* **Website and app data records**:
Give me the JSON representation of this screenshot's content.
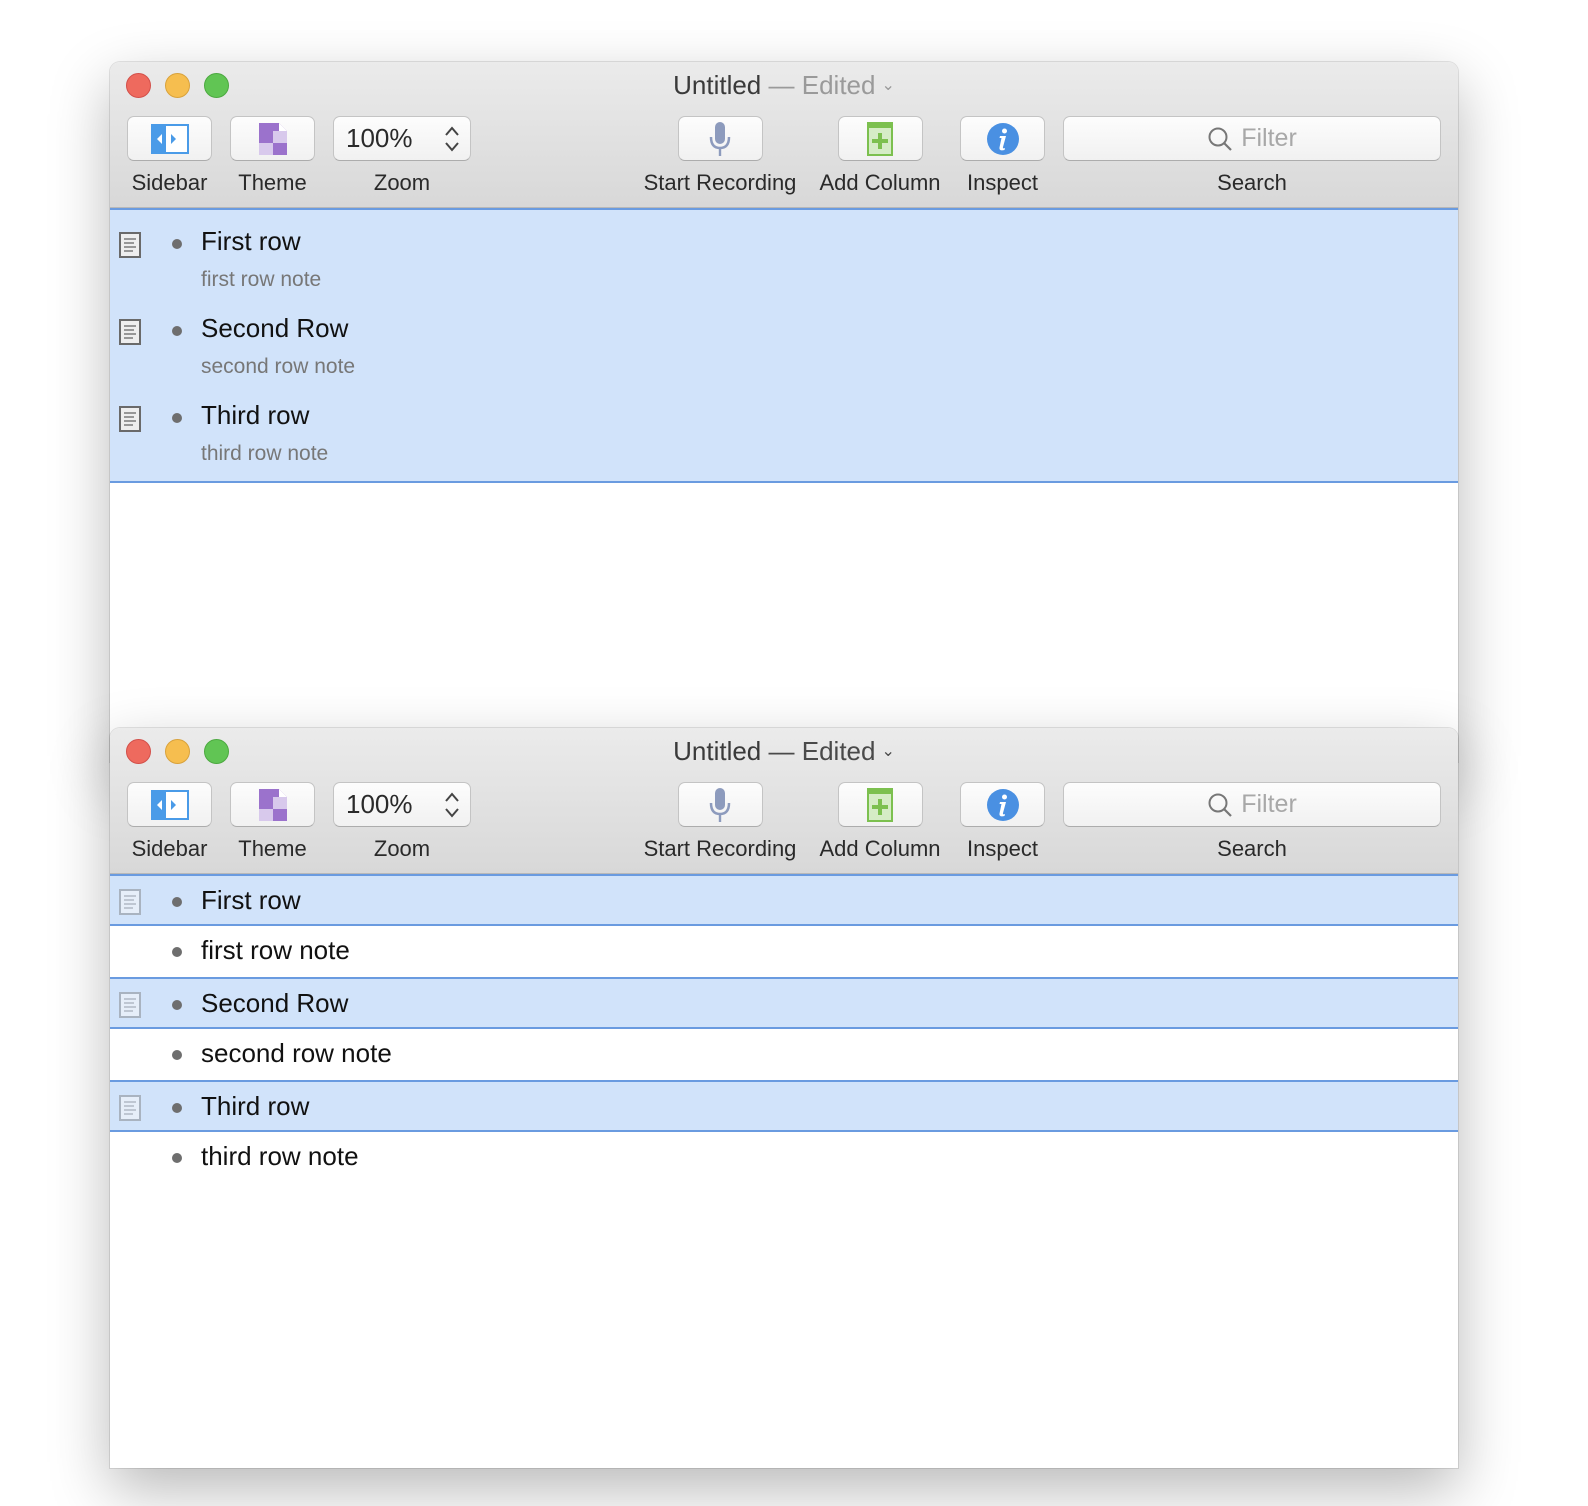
{
  "colors": {
    "selection_bg": "#d1e3fa",
    "selection_border": "#6a9be0",
    "close": "#ee6a5e",
    "minimize": "#f6be4f",
    "maximize": "#61c554",
    "sidebar_icon": "#4a9be8",
    "theme_icon": "#9b72cc",
    "mic_icon": "#8d9bbd",
    "add_column_icon": "#7cc04f",
    "inspect_icon": "#4a90e2"
  },
  "windows": [
    {
      "title": "Untitled",
      "separator": "—",
      "status": "Edited",
      "toolbar": {
        "sidebar": {
          "label": "Sidebar",
          "icon": "sidebar-icon"
        },
        "theme": {
          "label": "Theme",
          "icon": "theme-icon"
        },
        "zoom": {
          "label": "Zoom",
          "value": "100%",
          "icon": "stepper-icon"
        },
        "record": {
          "label": "Start Recording",
          "icon": "microphone-icon"
        },
        "add_column": {
          "label": "Add Column",
          "icon": "add-column-icon"
        },
        "inspect": {
          "label": "Inspect",
          "icon": "info-icon"
        },
        "search": {
          "label": "Search",
          "placeholder": "Filter",
          "icon": "search-icon"
        }
      },
      "rows": [
        {
          "title": "First row",
          "note": "first row note"
        },
        {
          "title": "Second Row",
          "note": "second row note"
        },
        {
          "title": "Third row",
          "note": "third row note"
        }
      ]
    },
    {
      "title": "Untitled",
      "separator": "—",
      "status": "Edited",
      "toolbar": {
        "sidebar": {
          "label": "Sidebar",
          "icon": "sidebar-icon"
        },
        "theme": {
          "label": "Theme",
          "icon": "theme-icon"
        },
        "zoom": {
          "label": "Zoom",
          "value": "100%",
          "icon": "stepper-icon"
        },
        "record": {
          "label": "Start Recording",
          "icon": "microphone-icon"
        },
        "add_column": {
          "label": "Add Column",
          "icon": "add-column-icon"
        },
        "inspect": {
          "label": "Inspect",
          "icon": "info-icon"
        },
        "search": {
          "label": "Search",
          "placeholder": "Filter",
          "icon": "search-icon"
        }
      },
      "rows": [
        {
          "title": "First row",
          "note": "first row note"
        },
        {
          "title": "Second Row",
          "note": "second row note"
        },
        {
          "title": "Third row",
          "note": "third row note"
        }
      ]
    }
  ]
}
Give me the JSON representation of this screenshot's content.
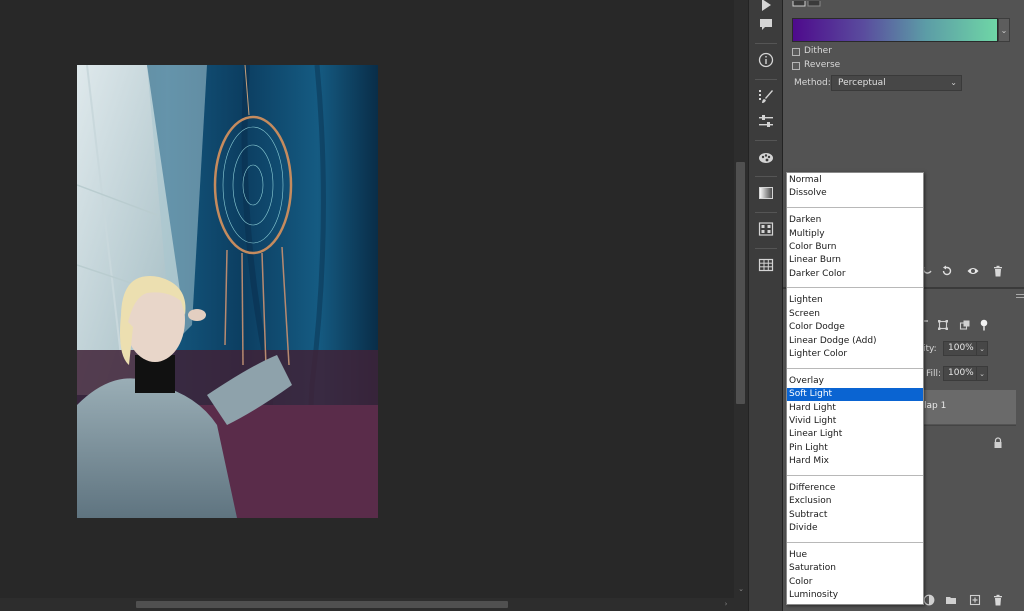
{
  "blend_menu": {
    "groups": [
      [
        "Normal",
        "Dissolve"
      ],
      [
        "Darken",
        "Multiply",
        "Color Burn",
        "Linear Burn",
        "Darker Color"
      ],
      [
        "Lighten",
        "Screen",
        "Color Dodge",
        "Linear Dodge (Add)",
        "Lighter Color"
      ],
      [
        "Overlay",
        "Soft Light",
        "Hard Light",
        "Vivid Light",
        "Linear Light",
        "Pin Light",
        "Hard Mix"
      ],
      [
        "Difference",
        "Exclusion",
        "Subtract",
        "Divide"
      ],
      [
        "Hue",
        "Saturation",
        "Color",
        "Luminosity"
      ]
    ],
    "selected": "Soft Light"
  },
  "gradient_panel": {
    "dither_label": "Dither",
    "reverse_label": "Reverse",
    "method_label": "Method:",
    "method_value": "Perceptual",
    "gradient_start_color": "#4e0a8c",
    "gradient_end_color": "#6fd6a6"
  },
  "layers_panel": {
    "opacity_label": "city:",
    "opacity_value": "100%",
    "fill_label": "Fill:",
    "fill_value": "100%",
    "layer_name": "lap 1"
  },
  "tools": [
    "play-icon",
    "comment-icon",
    "info-icon",
    "brush-presets-icon",
    "adjustments-icon",
    "palette-icon",
    "gradient-icon",
    "swatches-icon",
    "table-icon"
  ],
  "colors": {
    "selection": "#0a64d2",
    "panel": "#535353",
    "canvas": "#282828"
  }
}
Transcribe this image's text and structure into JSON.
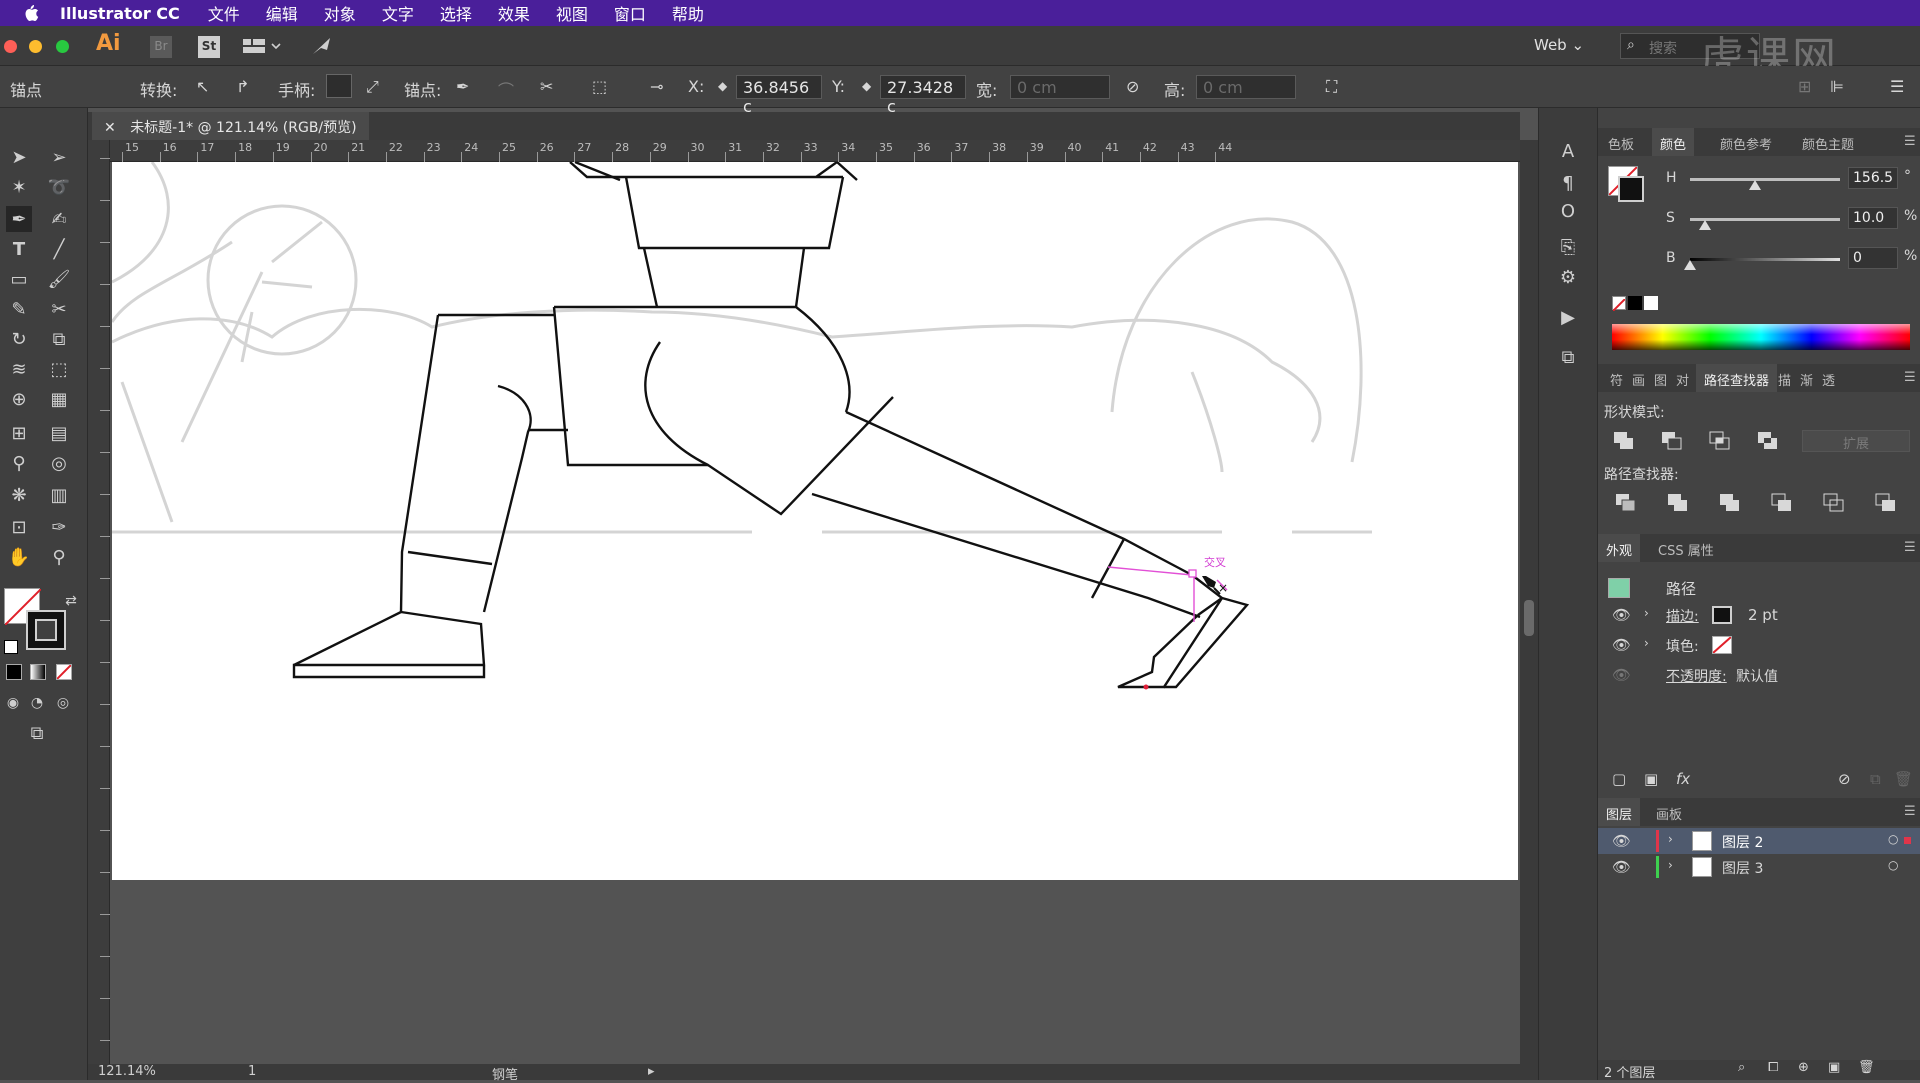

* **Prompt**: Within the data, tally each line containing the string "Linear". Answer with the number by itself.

* **Finished exercise**: 3